Paul Bert Elvstrom Hall of Fame

Paul Bert Elvstrom

2021 inductee

Sailing – Contributor 1928-2016

Paul Elvstrøm was one of the most titled, eclectic and long-lived competitors in the history of sailing. He won gold medals at four consecutive Olympic Games and 13 world titles in different classes, including the Snipe Class in 1959. We are honored to induct him into the 2021 Snipe Class Hall of Fame.

Elvstrøm was born in Hellerup, near Copenhagen, and began sailing in the Oresund as a child. Sailing quickly became his obsession.

In his famous book, “Elvstrøm Speaks on Yacht Racing” he wrote: “The only interest I had was in sailing fast.”

After winning a few local regattas, Paul was selected for the 1948 London Olympics in the singlehanded Firefly. After some initial difficulties in early races, he won his first gold medal: he was 20 years old. He won three more gold medals in the Finn Class (Helsinki 1952, Melbourne 1956 and Rome 1960).

Elvstrøm was probably the first professional sailor who devoted himself full time to the sport. He was well-known as an innovator in training and for meticulous preparation of the boat.

He founded the Elvstrøm company, which became famous for its sails, gear and clothing for dinghies. He also invented the famous Elvstrøm self-bailer, now common on all dinghies and still in production under the Andersen brand.

He also designed and built many racing sailboats. In 1961 he and Peer Bruun built one of the first fiberglass Snipes for Jan Persson (a 2019 Snipe Class Hall of Fame inductee), who sailed with Elvstrøm in the Soling.

Elvstrøm and the Snipe Class

“The Snipe is the largest class of boats in the world,” Elvstrøm wrote in his book, “with excellent regattas sailed everywhere. Therefore I had always wanted to win this world championship which is held every two years.”

Elvstrøm finished fifth with Eric “Strit” Johansen at the 1955 Snipe Worlds in Santander, won by Mario Capio and Lorenzo Podestà. “I really wanted to win in this Class!” he said afterward.

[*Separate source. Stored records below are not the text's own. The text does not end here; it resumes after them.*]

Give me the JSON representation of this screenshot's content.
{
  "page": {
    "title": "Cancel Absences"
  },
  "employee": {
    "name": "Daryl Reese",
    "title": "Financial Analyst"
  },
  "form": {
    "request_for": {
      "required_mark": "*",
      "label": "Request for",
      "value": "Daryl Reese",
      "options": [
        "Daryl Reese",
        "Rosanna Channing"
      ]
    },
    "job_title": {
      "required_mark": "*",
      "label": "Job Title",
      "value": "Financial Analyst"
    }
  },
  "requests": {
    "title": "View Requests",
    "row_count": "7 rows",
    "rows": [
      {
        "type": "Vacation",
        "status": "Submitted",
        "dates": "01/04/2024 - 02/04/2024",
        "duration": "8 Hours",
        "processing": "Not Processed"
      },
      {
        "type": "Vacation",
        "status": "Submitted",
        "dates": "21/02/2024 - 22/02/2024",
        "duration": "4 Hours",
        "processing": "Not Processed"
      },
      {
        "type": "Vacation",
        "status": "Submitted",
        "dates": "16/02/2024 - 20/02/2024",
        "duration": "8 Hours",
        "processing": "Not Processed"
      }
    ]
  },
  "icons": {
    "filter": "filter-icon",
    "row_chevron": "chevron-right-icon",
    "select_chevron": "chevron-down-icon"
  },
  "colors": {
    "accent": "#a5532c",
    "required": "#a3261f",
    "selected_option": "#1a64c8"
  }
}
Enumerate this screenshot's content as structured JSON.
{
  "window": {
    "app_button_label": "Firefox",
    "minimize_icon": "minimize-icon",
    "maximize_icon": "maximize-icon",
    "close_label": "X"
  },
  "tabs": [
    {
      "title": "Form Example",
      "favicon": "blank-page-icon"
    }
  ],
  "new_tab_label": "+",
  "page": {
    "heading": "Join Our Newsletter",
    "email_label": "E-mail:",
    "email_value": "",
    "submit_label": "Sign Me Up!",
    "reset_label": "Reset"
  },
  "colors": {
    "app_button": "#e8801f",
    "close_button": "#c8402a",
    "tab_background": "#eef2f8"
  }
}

That sparked his preparation for the 1959 World Championship, which included winning the Cannes ski-yachting regatta and the thirty-boat Danish selections, with Ib Anderson as crew.

The 1959 Snipe Worlds were in Porto Alegre, Brazil, and some members of the Danish Sports Federation argued that it was not worth sending Paul Elvstrøm and Strit Johansen that far. “I felt that I had to win because everyone expected me to do it and I was terrified of losing even a small race.”

During the World Championship, he was so nervous that he made incomprehensible mistakes. In the third race, he jibed onto port and luffed up the Duque de Arion (Spain), who was on starboard. Of course he was disqualified: “At the protest hearing I could not say anything else, other than that I was very sorry.”

Elvstrøm used a boat built by Lineburger called “Denmark” (hull #12000). Training before the Worlds, he broke the mast; the replacement was more flexible, and very fast.

Although they could not throw out the disqualification, Elvstrøm and Johansen won the 1959 Worlds with three first places and a second place! Gonzalo Diaz (2019 Snipe Hall of Fame inductee) and his brother Saul finished second.

Elvstrøm also won world championships in the Finn, 505, Flying Dutchman, 5.5Metre, Star, Soling and Half Ton Cup. A complete sailor, he truly deserves his 2021 entry into the Snipe Class Hall of Fame.